Helen had previously invested ₤ 1,000 in a green bond issuance by the Abundance financial investment platform for West Berkshire Council, which raised ₤ 1million from regional investors to money photovoltaic panel jobs.
‘ I primarily invested from a green, rather than a localism, viewpoint’, she informed This is Money. ‘I fed into the council’s Climate Modification Method and wanted to aid with that.’
Helen Wright said she would have an interest in discovering more about the brand-new NS&I bonds
The fundraise was developed to help the council become carbon neutral by 2030.
‘ The West Berkshire bonds I purchased were fairly low rate however also low danger’, she stated.
Helen, who works for Citizens Guidance, stated she attempted to be ethical and sustainable, ‘specifically around finance, I try and utilize ethical banks and investment items, and cycle rather than drive.

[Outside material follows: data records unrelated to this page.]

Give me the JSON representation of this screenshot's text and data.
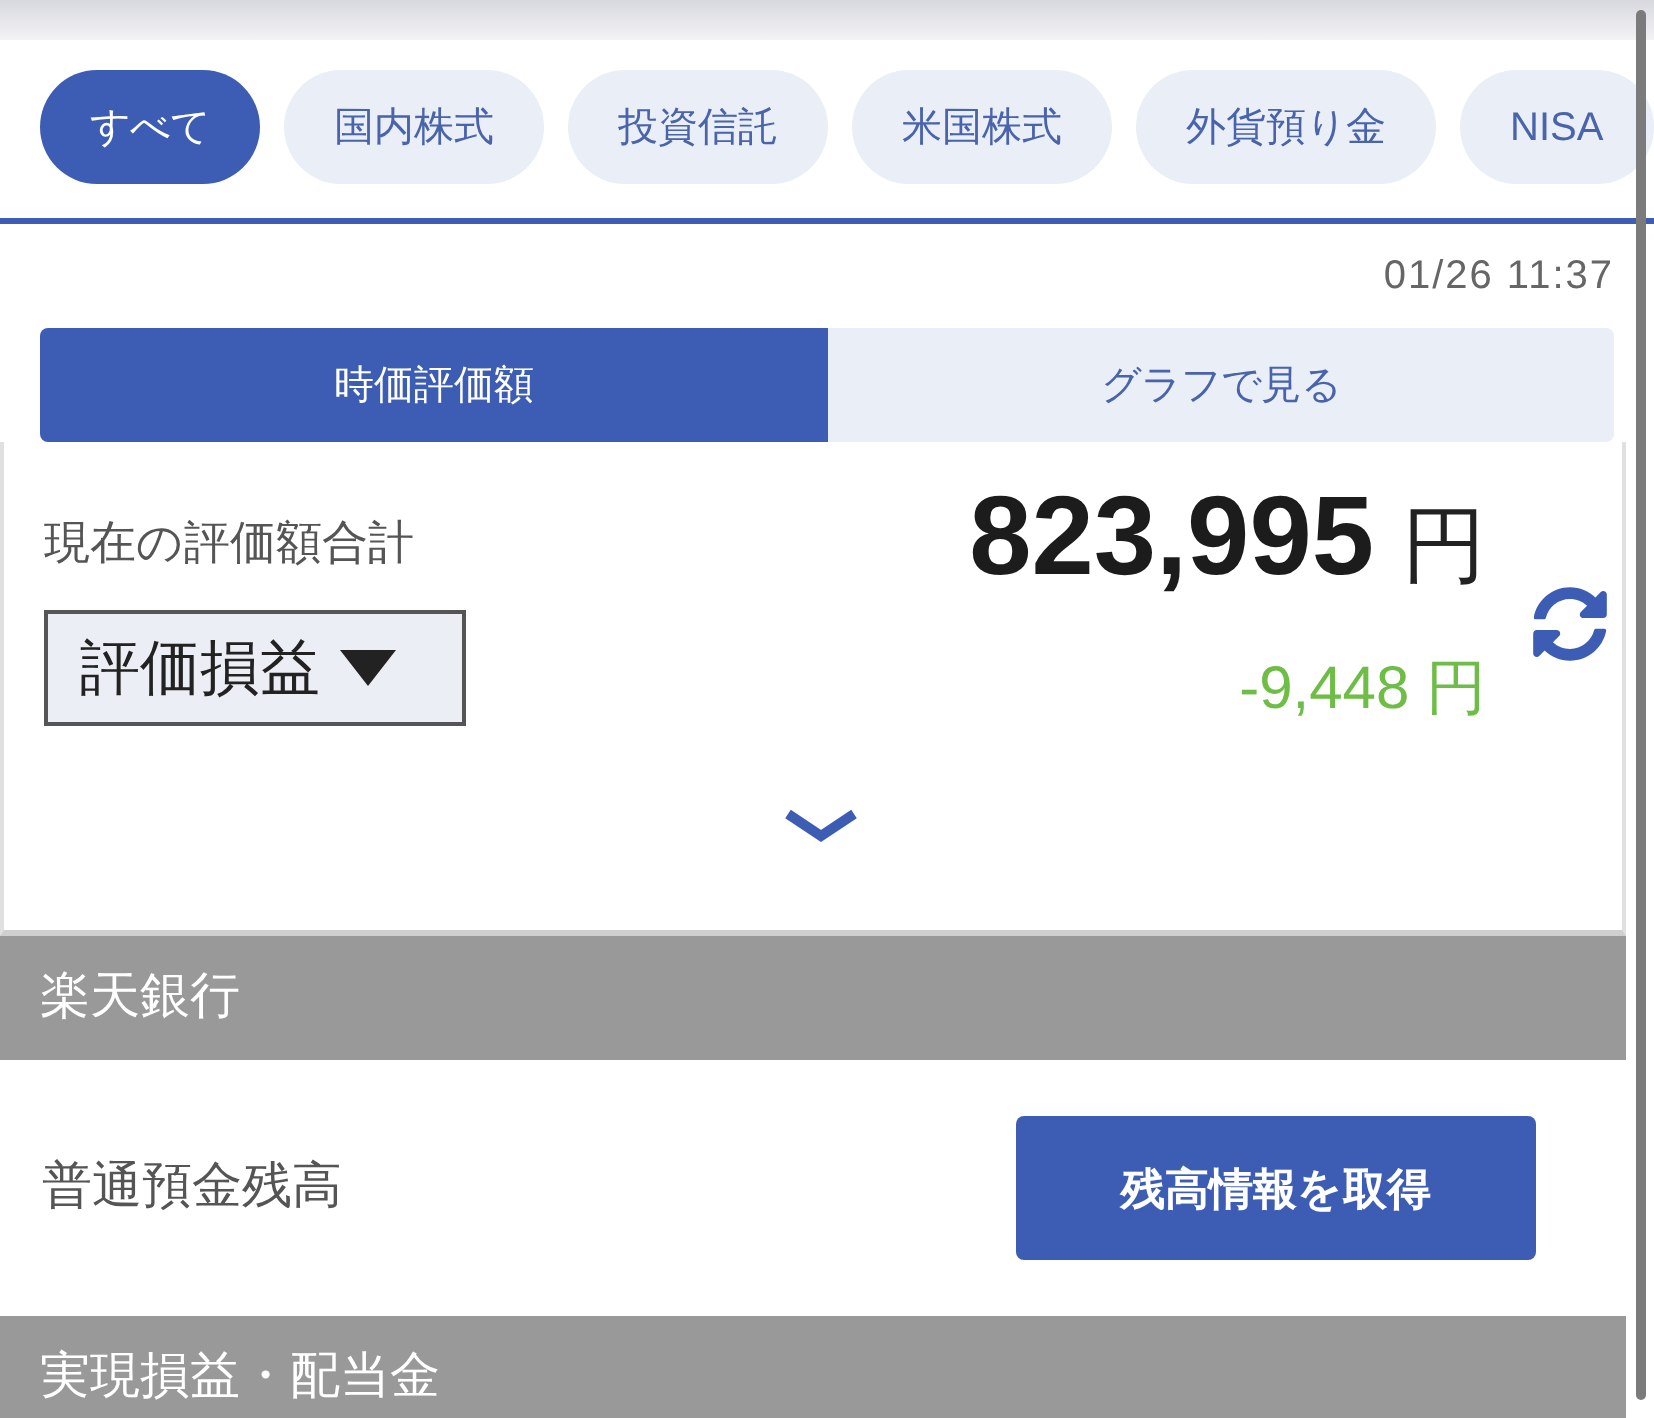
{
  "filter_chips": [
    {
      "label": "すべて",
      "selected": true
    },
    {
      "label": "国内株式",
      "selected": false
    },
    {
      "label": "投資信託",
      "selected": false
    },
    {
      "label": "米国株式",
      "selected": false
    },
    {
      "label": "外貨預り金",
      "selected": false
    },
    {
      "label": "NISA",
      "selected": false
    }
  ],
  "timestamp": "01/26 11:37",
  "view_tabs": [
    {
      "label": "時価評価額",
      "selected": true
    },
    {
      "label": "グラフで見る",
      "selected": false
    }
  ],
  "valuation": {
    "label": "現在の評価額合計",
    "total": "823,995",
    "total_unit": "円",
    "mode_select": {
      "value": "評価損益"
    },
    "change": {
      "value": "-9,448",
      "unit": "円",
      "negative": true
    }
  },
  "sections": [
    {
      "title": "楽天銀行",
      "rows": [
        {
          "label": "普通預金残高",
          "button": "残高情報を取得"
        }
      ]
    },
    {
      "title": "実現損益・配当金"
    }
  ]
}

‘ It’s definitely simpler to be ethical with financing now than it was in the past, but you to need to be careful about greenwashing.’
Inquired about the bonds, she stated: ‘They certainly would be appealing, particularly if it’s a safe savings product, as I would wish to have a balance. My concern is whether it will be new money or just replacement funding for already announced tasks.
‘ That would be disappointing.’
The summertime launch date for the bonds is likely to give NS&I time to recover from a 2020 which saw large amounts of cash deposited and then consequently withdrawn, and saw it battle with many service crises, including a power blackout only last week.
The Spending plan also contained little other news for savers, with the Isa and Junior Isa tax-free allowances kept at their existing levels of ₤ 20,000 and ₤ 9,000, respectively, and no modification to the Personal Cost Savings Allowance, which lets standard rate taxpayers earn as much as ₤ 1,000 interest tax-free.